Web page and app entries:
::::

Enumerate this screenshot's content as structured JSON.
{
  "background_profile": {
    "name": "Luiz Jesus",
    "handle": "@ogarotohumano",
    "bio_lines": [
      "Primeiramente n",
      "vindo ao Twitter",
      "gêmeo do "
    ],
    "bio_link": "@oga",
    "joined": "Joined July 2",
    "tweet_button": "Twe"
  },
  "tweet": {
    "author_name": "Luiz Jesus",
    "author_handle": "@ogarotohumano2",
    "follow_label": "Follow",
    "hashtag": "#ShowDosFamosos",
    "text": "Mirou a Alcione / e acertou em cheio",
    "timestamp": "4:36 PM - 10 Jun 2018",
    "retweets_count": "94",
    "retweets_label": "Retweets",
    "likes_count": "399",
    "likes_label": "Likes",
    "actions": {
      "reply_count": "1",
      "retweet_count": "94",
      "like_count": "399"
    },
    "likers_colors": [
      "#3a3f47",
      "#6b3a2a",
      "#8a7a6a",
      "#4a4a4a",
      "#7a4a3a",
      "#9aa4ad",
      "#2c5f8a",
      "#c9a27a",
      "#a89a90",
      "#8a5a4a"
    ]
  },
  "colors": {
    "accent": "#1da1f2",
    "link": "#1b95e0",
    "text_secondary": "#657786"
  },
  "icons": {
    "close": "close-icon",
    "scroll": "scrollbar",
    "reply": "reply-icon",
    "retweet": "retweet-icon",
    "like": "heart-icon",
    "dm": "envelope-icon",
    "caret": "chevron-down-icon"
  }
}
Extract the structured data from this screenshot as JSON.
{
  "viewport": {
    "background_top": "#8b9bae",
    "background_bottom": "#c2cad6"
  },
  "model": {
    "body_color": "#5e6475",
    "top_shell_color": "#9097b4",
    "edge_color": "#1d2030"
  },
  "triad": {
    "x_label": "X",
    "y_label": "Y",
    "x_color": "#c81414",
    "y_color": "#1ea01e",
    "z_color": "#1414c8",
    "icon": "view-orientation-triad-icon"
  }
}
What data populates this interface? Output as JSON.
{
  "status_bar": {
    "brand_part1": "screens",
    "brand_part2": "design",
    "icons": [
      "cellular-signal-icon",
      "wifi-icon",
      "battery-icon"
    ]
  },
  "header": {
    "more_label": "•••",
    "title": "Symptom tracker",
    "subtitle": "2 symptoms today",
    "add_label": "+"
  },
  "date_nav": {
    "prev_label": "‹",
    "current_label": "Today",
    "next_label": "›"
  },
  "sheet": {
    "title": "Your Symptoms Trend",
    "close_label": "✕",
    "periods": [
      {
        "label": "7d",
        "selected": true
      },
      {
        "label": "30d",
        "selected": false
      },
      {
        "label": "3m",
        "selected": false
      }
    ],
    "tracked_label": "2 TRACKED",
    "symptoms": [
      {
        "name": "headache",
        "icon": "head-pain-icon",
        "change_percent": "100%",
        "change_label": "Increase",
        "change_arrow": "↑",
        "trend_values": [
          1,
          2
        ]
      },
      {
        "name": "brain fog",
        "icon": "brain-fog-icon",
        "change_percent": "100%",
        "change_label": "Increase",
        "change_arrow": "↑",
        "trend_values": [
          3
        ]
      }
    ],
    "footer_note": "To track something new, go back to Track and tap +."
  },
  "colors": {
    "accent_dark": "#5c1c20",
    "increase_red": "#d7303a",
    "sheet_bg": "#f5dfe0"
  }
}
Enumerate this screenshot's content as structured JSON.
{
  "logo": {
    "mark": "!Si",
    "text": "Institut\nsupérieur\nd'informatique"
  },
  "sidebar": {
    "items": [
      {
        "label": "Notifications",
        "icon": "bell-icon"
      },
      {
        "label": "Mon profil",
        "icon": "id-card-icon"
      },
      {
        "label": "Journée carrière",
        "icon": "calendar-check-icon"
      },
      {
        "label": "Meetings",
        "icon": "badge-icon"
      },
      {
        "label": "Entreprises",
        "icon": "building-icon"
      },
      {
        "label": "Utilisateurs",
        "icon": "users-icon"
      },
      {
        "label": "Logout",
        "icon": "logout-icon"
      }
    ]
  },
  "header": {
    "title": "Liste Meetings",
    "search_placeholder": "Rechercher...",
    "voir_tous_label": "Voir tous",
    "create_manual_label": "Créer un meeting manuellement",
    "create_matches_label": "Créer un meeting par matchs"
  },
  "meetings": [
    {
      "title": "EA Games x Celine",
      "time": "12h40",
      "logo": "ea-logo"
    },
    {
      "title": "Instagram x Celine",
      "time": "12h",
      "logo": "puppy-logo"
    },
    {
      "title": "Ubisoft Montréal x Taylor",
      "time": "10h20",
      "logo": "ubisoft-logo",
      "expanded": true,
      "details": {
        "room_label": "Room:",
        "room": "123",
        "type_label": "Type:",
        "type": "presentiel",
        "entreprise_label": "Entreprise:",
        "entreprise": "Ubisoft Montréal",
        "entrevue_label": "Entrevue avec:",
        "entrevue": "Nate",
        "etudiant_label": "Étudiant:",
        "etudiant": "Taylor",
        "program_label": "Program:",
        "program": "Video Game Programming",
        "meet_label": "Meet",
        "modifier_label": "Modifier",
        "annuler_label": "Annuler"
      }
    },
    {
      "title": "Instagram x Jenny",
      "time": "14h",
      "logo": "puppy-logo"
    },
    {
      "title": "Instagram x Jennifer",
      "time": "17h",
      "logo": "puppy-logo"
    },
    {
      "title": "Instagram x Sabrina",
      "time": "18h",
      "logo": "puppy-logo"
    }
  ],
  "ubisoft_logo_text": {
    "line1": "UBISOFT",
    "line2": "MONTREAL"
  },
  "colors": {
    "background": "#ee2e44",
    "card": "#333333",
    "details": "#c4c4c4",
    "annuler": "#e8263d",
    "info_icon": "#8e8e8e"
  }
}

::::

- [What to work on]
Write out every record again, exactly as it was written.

- [Answer below]
Enumerate this screenshot's content as structured JSON.
{
  "background_profile": {
    "name": "Luiz Jesus",
    "handle": "@ogarotohumano",
    "bio_lines": [
      "Primeiramente n",
      "vindo ao Twitter",
      "gêmeo do "
    ],
    "bio_link": "@oga",
    "joined": "Joined July 2",
    "tweet_button": "Twe"
  },
  "tweet": {
    "author_name": "Luiz Jesus",
    "author_handle": "@ogarotohumano2",
    "follow_label": "Follow",
    "hashtag": "#ShowDosFamosos",
    "text": "Mirou a Alcione / e acertou em cheio",
    "timestamp": "4:36 PM - 10 Jun 2018",
    "retweets_count": "94",
    "retweets_label": "Retweets",
    "likes_count": "399",
    "likes_label": "Likes",
    "actions": {
      "reply_count": "1",
      "retweet_count": "94",
      "like_count": "399"
    },
    "likers_colors": [
      "#3a3f47",
      "#6b3a2a",
      "#8a7a6a",
      "#4a4a4a",
      "#7a4a3a",
      "#9aa4ad",
      "#2c5f8a",
      "#c9a27a",
      "#a89a90",
      "#8a5a4a"
    ]
  },
  "colors": {
    "accent": "#1da1f2",
    "link": "#1b95e0",
    "text_secondary": "#657786"
  },
  "icons": {
    "close": "close-icon",
    "scroll": "scrollbar",
    "reply": "reply-icon",
    "retweet": "retweet-icon",
    "like": "heart-icon",
    "dm": "envelope-icon",
    "caret": "chevron-down-icon"
  }
}
Extract the structured data from this screenshot as JSON.
{
  "viewport": {
    "background_top": "#8b9bae",
    "background_bottom": "#c2cad6"
  },
  "model": {
    "body_color": "#5e6475",
    "top_shell_color": "#9097b4",
    "edge_color": "#1d2030"
  },
  "triad": {
    "x_label": "X",
    "y_label": "Y",
    "x_color": "#c81414",
    "y_color": "#1ea01e",
    "z_color": "#1414c8",
    "icon": "view-orientation-triad-icon"
  }
}
What data populates this interface? Output as JSON.
{
  "status_bar": {
    "brand_part1": "screens",
    "brand_part2": "design",
    "icons": [
      "cellular-signal-icon",
      "wifi-icon",
      "battery-icon"
    ]
  },
  "header": {
    "more_label": "•••",
    "title": "Symptom tracker",
    "subtitle": "2 symptoms today",
    "add_label": "+"
  },
  "date_nav": {
    "prev_label": "‹",
    "current_label": "Today",
    "next_label": "›"
  },
  "sheet": {
    "title": "Your Symptoms Trend",
    "close_label": "✕",
    "periods": [
      {
        "label": "7d",
        "selected": true
      },
      {
        "label": "30d",
        "selected": false
      },
      {
        "label": "3m",
        "selected": false
      }
    ],
    "tracked_label": "2 TRACKED",
    "symptoms": [
      {
        "name": "headache",
        "icon": "head-pain-icon",
        "change_percent": "100%",
        "change_label": "Increase",
        "change_arrow": "↑",
        "trend_values": [
          1,
          2
        ]
      },
      {
        "name": "brain fog",
        "icon": "brain-fog-icon",
        "change_percent": "100%",
        "change_label": "Increase",
        "change_arrow": "↑",
        "trend_values": [
          3
        ]
      }
    ],
    "footer_note": "To track something new, go back to Track and tap +."
  },
  "colors": {
    "accent_dark": "#5c1c20",
    "increase_red": "#d7303a",
    "sheet_bg": "#f5dfe0"
  }
}
Enumerate this screenshot's content as structured JSON.
{
  "logo": {
    "mark": "!Si",
    "text": "Institut\nsupérieur\nd'informatique"
  },
  "sidebar": {
    "items": [
      {
        "label": "Notifications",
        "icon": "bell-icon"
      },
      {
        "label": "Mon profil",
        "icon": "id-card-icon"
      },
      {
        "label": "Journée carrière",
        "icon": "calendar-check-icon"
      },
      {
        "label": "Meetings",
        "icon": "badge-icon"
      },
      {
        "label": "Entreprises",
        "icon": "building-icon"
      },
      {
        "label": "Utilisateurs",
        "icon": "users-icon"
      },
      {
        "label": "Logout",
        "icon": "logout-icon"
      }
    ]
  },
  "header": {
    "title": "Liste Meetings",
    "search_placeholder": "Rechercher...",
    "voir_tous_label": "Voir tous",
    "create_manual_label": "Créer un meeting manuellement",
    "create_matches_label": "Créer un meeting par matchs"
  },
  "meetings": [
    {
      "title": "EA Games x Celine",
      "time": "12h40",
      "logo": "ea-logo"
    },
    {
      "title": "Instagram x Celine",
      "time": "12h",
      "logo": "puppy-logo"
    },
    {
      "title": "Ubisoft Montréal x Taylor",
      "time": "10h20",
      "logo": "ubisoft-logo",
      "expanded": true,
      "details": {
        "room_label": "Room:",
        "room": "123",
        "type_label": "Type:",
        "type": "presentiel",
        "entreprise_label": "Entreprise:",
        "entreprise": "Ubisoft Montréal",
        "entrevue_label": "Entrevue avec:",
        "entrevue": "Nate",
        "etudiant_label": "Étudiant:",
        "etudiant": "Taylor",
        "program_label": "Program:",
        "program": "Video Game Programming",
        "meet_label": "Meet",
        "modifier_label": "Modifier",
        "annuler_label": "Annuler"
      }
    },
    {
      "title": "Instagram x Jenny",
      "time": "14h",
      "logo": "puppy-logo"
    },
    {
      "title": "Instagram x Jennifer",
      "time": "17h",
      "logo": "puppy-logo"
    },
    {
      "title": "Instagram x Sabrina",
      "time": "18h",
      "logo": "puppy-logo"
    }
  ],
  "ubisoft_logo_text": {
    "line1": "UBISOFT",
    "line2": "MONTREAL"
  },
  "colors": {
    "background": "#ee2e44",
    "card": "#333333",
    "details": "#c4c4c4",
    "annuler": "#e8263d",
    "info_icon": "#8e8e8e"
  }
}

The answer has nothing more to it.